ZIMBABWEANS driving Nissan vehicles risk having their cars damaged following government’s decision to increase blending of ethanol with unleaded petrol from 10% (E10) to 15% (E15) despite car manufacturers and assemblers warning they would not have warranty for vehicles which could be affected by the fuel harmful to certain models.
This has deepened controversy surrounding the mandatory blending of fuel consisting of 15% ethanol and 85% unleaded petrol. Car manufacturers say the blending should not exceed 10% ethanol as that will damage mostly Nissan cars.
Zimbabwe Energy Regulatory Authority (Zera) CEO Gloria Magombo announced mandatory blending to E15 with effect from last Saturday. Fuel wholesalers and retailers were given up to 10 days to clear their current stocks after which they are expected to comply with the new regulations.
The increase in ethanol blending came after Zera wrote to car manufacturing and assembly companies requesting feedback on the impact of increasing blending of ethanol and unleaded fuel by 10%, 15% and then 20%.
Sources said most car dealers were uncomfortable with this as some warned an increase in ethanol content would be harmful to vehicles. Ethanol is corrosive.
A letter from Nissan Zimbabwe addressed to Magombo, dated November 8 2013, a copy of which is in the possession of Zimbabwe Independent, says locally assembled Nissan cars could only take a maximum of E10.
“Reference is made to your communication of the 19th of September, where you were requesting feedback on the possible impact of 15 and 20% ethanol ratios blending on the gasolene vehicles supplied locally by Nissan Zimbabwe,” reads part of the letter, written by Nissan Zimbabwe’s after-sales manager Mehluli Khumalo.
“Kindly note that consultations have been made with Nissan Technical Centre Africa (NTCAF) and the following is the summary on the findings after intensive studies on different engines already distributed locally:
Nissan vehicles are designed to take a maximum 10% ethanol blended gasolene ONLY. If this percentage is exceeded, Nissan products will have to have most fuel injection components changed and various rubber components installed into the fuel systems redesigning them to cater for a higher ethanol blend;
Any use of ethanol blend higher than 10% will render all Nissan products fuel systems UNWARRANTABLE;
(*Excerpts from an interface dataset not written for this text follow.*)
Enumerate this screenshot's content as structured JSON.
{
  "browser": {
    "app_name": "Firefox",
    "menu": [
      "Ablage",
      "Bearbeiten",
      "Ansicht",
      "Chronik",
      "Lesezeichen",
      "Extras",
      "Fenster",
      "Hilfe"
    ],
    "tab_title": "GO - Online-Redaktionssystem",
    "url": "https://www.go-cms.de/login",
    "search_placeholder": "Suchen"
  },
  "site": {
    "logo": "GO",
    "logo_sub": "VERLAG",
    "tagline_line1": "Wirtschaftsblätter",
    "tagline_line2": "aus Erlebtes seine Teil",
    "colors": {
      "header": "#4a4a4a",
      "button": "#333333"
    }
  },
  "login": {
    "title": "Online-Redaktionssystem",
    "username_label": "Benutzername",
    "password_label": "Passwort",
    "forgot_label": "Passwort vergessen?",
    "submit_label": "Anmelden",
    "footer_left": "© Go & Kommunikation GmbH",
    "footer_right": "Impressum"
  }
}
As a mitigatory measure, every unit will need to be covered by a very costly field fix which will take a long time to institute as this will involve redesigning the different components of the different models for the units to be able to cater for the higher ethanol blend, and Nissan Zimbabwe therefore requests Zera to ensure that the existing fleet will have access to fuel with a maximum of strictly 10% ethanol for future success operation.”
Magombo confirmed to the Independent this week some car dealers were against an increase in blending, but said there was nothing Zera could do as it was implementing government policy.
“We received the letters you are talking about as part of (the) consultation process, but the government has already taken a policy position on the issue.The government makes policy and we are there just to implement and advise,” she said. “After our consultations, we compiled a report to the ministry and made recommendations and whatever we received from the manufacturers was forwarded to the government. I suggest you speak to the government because they are the policymakers.”
Energy minister Dzikamai Mavhaire could not be reached for comment.
Lilian Muungani, the spokesperson for Green Fuel which produces the ethanol for fuel blending, referred questions to Zera.
A government official, however, said authorities were pushing hard for an increased use of blended fuel as part of efforts to reduce the country’s importation bill. Zimbabwe consumes an average of 1,5 million litres of petrol a day, but consumption continues to rise owing to an increase in cheap car imports, especially from Japan. Zera recently said fuel blending had resulted in the country saving about US$4 million every month.
Consumer Council of Zimbabwe executive director Rosemary Siyachitema said her organisation understands the need for fuel blending as it helps reduce the country’s importation bill at a time a severe liquidity crunch is gripping the country.
“It’s something that has been adopted as a policy by the government so that we can reduce our import bill. Whatever we save can be used in other sectors such as education and health so this can be beneficial,” she said. “But if there are concerns from reputable organisations and individuals, then there should be more dialogue. We had discussions on E10 and it’s important for discussions to be held on E15 because we don’t want motorists to be disadvantaged.”
Zera announced mandatory blending of fuel ethanol at the level of 5% ethanol and 95% unleaded petrol on August 15, following the issuance of an ethanol production (mandatory blending) licence to Green Fuel on August 5. The announcement was made two weeks after the July 31 elections, but during the inclusive government era, then Energy minister Elton Mangoma resisted the project, arguing motorists should have a right to choose the fuel they want to use.'